#### Exercise:
The task calls for every line of the data to be repeated exactly.

[Extracted records]

════════

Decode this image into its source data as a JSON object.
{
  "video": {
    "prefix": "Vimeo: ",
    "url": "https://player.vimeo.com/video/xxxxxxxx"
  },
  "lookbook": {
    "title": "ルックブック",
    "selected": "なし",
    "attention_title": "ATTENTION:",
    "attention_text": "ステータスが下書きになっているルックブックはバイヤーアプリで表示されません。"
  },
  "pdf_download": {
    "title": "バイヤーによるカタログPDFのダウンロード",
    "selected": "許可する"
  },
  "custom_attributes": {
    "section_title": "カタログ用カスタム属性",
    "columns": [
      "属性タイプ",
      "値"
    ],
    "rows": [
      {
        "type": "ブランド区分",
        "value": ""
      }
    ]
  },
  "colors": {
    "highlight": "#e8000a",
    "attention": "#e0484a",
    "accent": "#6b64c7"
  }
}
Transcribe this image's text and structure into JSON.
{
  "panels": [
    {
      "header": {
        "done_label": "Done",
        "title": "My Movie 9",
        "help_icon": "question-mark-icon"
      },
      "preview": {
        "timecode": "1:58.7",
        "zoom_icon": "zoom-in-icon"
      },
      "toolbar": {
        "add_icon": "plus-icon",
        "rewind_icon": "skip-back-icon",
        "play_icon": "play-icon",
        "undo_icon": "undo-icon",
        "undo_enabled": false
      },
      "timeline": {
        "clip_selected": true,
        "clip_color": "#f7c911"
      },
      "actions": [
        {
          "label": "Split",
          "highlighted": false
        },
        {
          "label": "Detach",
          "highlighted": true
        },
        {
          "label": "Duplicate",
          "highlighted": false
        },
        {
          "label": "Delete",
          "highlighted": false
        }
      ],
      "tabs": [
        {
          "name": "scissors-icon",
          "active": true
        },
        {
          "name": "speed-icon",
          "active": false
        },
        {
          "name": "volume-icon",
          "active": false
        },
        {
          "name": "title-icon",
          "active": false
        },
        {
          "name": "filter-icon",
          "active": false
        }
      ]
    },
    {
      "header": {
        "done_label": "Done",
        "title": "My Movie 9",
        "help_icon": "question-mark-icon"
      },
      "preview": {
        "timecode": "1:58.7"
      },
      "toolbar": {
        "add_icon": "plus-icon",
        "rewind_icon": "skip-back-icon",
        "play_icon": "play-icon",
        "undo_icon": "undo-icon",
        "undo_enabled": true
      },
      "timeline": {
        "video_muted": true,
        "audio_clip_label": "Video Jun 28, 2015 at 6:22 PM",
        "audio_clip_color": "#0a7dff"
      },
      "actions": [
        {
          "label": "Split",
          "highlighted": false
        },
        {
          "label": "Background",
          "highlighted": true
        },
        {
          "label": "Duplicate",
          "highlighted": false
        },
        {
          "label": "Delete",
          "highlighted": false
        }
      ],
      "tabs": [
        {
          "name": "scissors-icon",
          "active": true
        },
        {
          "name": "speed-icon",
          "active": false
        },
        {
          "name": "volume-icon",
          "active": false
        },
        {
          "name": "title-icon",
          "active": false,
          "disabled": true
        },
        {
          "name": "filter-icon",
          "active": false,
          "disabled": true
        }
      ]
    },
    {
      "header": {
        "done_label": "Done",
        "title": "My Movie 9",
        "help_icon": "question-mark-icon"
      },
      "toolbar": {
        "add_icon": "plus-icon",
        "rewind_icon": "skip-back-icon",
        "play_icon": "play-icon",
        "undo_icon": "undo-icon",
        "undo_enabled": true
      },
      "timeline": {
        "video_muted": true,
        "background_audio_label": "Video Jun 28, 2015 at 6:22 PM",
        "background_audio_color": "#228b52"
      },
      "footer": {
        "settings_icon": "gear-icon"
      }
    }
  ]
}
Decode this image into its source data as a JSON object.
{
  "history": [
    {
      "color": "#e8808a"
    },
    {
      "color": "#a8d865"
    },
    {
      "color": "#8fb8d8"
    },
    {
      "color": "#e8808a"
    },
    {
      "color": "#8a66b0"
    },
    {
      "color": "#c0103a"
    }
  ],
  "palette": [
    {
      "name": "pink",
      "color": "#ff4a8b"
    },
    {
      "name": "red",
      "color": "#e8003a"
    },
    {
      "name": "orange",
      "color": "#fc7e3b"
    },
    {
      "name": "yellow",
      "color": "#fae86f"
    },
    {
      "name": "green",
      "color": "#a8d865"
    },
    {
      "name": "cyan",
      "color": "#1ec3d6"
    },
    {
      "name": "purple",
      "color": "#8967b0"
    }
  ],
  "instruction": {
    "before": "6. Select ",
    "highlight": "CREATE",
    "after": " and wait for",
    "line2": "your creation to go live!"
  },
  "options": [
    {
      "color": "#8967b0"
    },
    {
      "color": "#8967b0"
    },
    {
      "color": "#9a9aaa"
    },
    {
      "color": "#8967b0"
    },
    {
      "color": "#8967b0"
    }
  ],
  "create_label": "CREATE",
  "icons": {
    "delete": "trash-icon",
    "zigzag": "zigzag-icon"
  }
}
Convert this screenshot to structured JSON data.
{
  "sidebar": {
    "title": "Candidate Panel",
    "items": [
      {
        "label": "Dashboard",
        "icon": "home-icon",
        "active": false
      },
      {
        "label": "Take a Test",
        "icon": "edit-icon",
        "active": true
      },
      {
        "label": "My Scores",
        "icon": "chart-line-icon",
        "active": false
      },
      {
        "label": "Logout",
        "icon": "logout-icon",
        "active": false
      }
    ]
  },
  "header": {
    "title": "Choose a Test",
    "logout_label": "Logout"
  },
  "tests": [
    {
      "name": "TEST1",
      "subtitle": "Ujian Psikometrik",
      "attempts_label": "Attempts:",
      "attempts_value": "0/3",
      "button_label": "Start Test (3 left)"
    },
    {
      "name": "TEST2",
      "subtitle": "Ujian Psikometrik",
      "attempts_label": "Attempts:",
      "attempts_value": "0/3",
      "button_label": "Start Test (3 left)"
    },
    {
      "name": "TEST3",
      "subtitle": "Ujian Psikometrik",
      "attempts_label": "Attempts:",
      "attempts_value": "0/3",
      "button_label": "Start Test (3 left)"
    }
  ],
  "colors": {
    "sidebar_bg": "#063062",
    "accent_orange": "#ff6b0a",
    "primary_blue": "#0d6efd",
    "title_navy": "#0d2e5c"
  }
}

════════

#### Answer:
Decode this image into its source data as a JSON object.
{
  "video": {
    "prefix": "Vimeo: ",
    "url": "https://player.vimeo.com/video/xxxxxxxx"
  },
  "lookbook": {
    "title": "ルックブック",
    "selected": "なし",
    "attention_title": "ATTENTION:",
    "attention_text": "ステータスが下書きになっているルックブックはバイヤーアプリで表示されません。"
  },
  "pdf_download": {
    "title": "バイヤーによるカタログPDFのダウンロード",
    "selected": "許可する"
  },
  "custom_attributes": {
    "section_title": "カタログ用カスタム属性",
    "columns": [
      "属性タイプ",
      "値"
    ],
    "rows": [
      {
        "type": "ブランド区分",
        "value": ""
      }
    ]
  },
  "colors": {
    "highlight": "#e8000a",
    "attention": "#e0484a",
    "accent": "#6b64c7"
  }
}
Transcribe this image's text and structure into JSON.
{
  "panels": [
    {
      "header": {
        "done_label": "Done",
        "title": "My Movie 9",
        "help_icon": "question-mark-icon"
      },
      "preview": {
        "timecode": "1:58.7",
        "zoom_icon": "zoom-in-icon"
      },
      "toolbar": {
        "add_icon": "plus-icon",
        "rewind_icon": "skip-back-icon",
        "play_icon": "play-icon",
        "undo_icon": "undo-icon",
        "undo_enabled": false
      },
      "timeline": {
        "clip_selected": true,
        "clip_color": "#f7c911"
      },
      "actions": [
        {
          "label": "Split",
          "highlighted": false
        },
        {
          "label": "Detach",
          "highlighted": true
        },
        {
          "label": "Duplicate",
          "highlighted": false
        },
        {
          "label": "Delete",
          "highlighted": false
        }
      ],
      "tabs": [
        {
          "name": "scissors-icon",
          "active": true
        },
        {
          "name": "speed-icon",
          "active": false
        },
        {
          "name": "volume-icon",
          "active": false
        },
        {
          "name": "title-icon",
          "active": false
        },
        {
          "name": "filter-icon",
          "active": false
        }
      ]
    },
    {
      "header": {
        "done_label": "Done",
        "title": "My Movie 9",
        "help_icon": "question-mark-icon"
      },
      "preview": {
        "timecode": "1:58.7"
      },
      "toolbar": {
        "add_icon": "plus-icon",
        "rewind_icon": "skip-back-icon",
        "play_icon": "play-icon",
        "undo_icon": "undo-icon",
        "undo_enabled": true
      },
      "timeline": {
        "video_muted": true,
        "audio_clip_label": "Video Jun 28, 2015 at 6:22 PM",
        "audio_clip_color": "#0a7dff"
      },
      "actions": [
        {
          "label": "Split",
          "highlighted": false
        },
        {
          "label": "Background",
          "highlighted": true
        },
        {
          "label": "Duplicate",
          "highlighted": false
        },
        {
          "label": "Delete",
          "highlighted": false
        }
      ],
      "tabs": [
        {
          "name": "scissors-icon",
          "active": true
        },
        {
          "name": "speed-icon",
          "active": false
        },
        {
          "name": "volume-icon",
          "active": false
        },
        {
          "name": "title-icon",
          "active": false,
          "disabled": true
        },
        {
          "name": "filter-icon",
          "active": false,
          "disabled": true
        }
      ]
    },
    {
      "header": {
        "done_label": "Done",
        "title": "My Movie 9",
        "help_icon": "question-mark-icon"
      },
      "toolbar": {
        "add_icon": "plus-icon",
        "rewind_icon": "skip-back-icon",
        "play_icon": "play-icon",
        "undo_icon": "undo-icon",
        "undo_enabled": true
      },
      "timeline": {
        "video_muted": true,
        "background_audio_label": "Video Jun 28, 2015 at 6:22 PM",
        "background_audio_color": "#228b52"
      },
      "footer": {
        "settings_icon": "gear-icon"
      }
    }
  ]
}
Decode this image into its source data as a JSON object.
{
  "history": [
    {
      "color": "#e8808a"
    },
    {
      "color": "#a8d865"
    },
    {
      "color": "#8fb8d8"
    },
    {
      "color": "#e8808a"
    },
    {
      "color": "#8a66b0"
    },
    {
      "color": "#c0103a"
    }
  ],
  "palette": [
    {
      "name": "pink",
      "color": "#ff4a8b"
    },
    {
      "name": "red",
      "color": "#e8003a"
    },
    {
      "name": "orange",
      "color": "#fc7e3b"
    },
    {
      "name": "yellow",
      "color": "#fae86f"
    },
    {
      "name": "green",
      "color": "#a8d865"
    },
    {
      "name": "cyan",
      "color": "#1ec3d6"
    },
    {
      "name": "purple",
      "color": "#8967b0"
    }
  ],
  "instruction": {
    "before": "6. Select ",
    "highlight": "CREATE",
    "after": " and wait for",
    "line2": "your creation to go live!"
  },
  "options": [
    {
      "color": "#8967b0"
    },
    {
      "color": "#8967b0"
    },
    {
      "color": "#9a9aaa"
    },
    {
      "color": "#8967b0"
    },
    {
      "color": "#8967b0"
    }
  ],
  "create_label": "CREATE",
  "icons": {
    "delete": "trash-icon",
    "zigzag": "zigzag-icon"
  }
}
Convert this screenshot to structured JSON data.
{
  "sidebar": {
    "title": "Candidate Panel",
    "items": [
      {
        "label": "Dashboard",
        "icon": "home-icon",
        "active": false
      },
      {
        "label": "Take a Test",
        "icon": "edit-icon",
        "active": true
      },
      {
        "label": "My Scores",
        "icon": "chart-line-icon",
        "active": false
      },
      {
        "label": "Logout",
        "icon": "logout-icon",
        "active": false
      }
    ]
  },
  "header": {
    "title": "Choose a Test",
    "logout_label": "Logout"
  },
  "tests": [
    {
      "name": "TEST1",
      "subtitle": "Ujian Psikometrik",
      "attempts_label": "Attempts:",
      "attempts_value": "0/3",
      "button_label": "Start Test (3 left)"
    },
    {
      "name": "TEST2",
      "subtitle": "Ujian Psikometrik",
      "attempts_label": "Attempts:",
      "attempts_value": "0/3",
      "button_label": "Start Test (3 left)"
    },
    {
      "name": "TEST3",
      "subtitle": "Ujian Psikometrik",
      "attempts_label": "Attempts:",
      "attempts_value": "0/3",
      "button_label": "Start Test (3 left)"
    }
  ],
  "colors": {
    "sidebar_bg": "#063062",
    "accent_orange": "#ff6b0a",
    "primary_blue": "#0d6efd",
    "title_navy": "#0d2e5c"
  }
}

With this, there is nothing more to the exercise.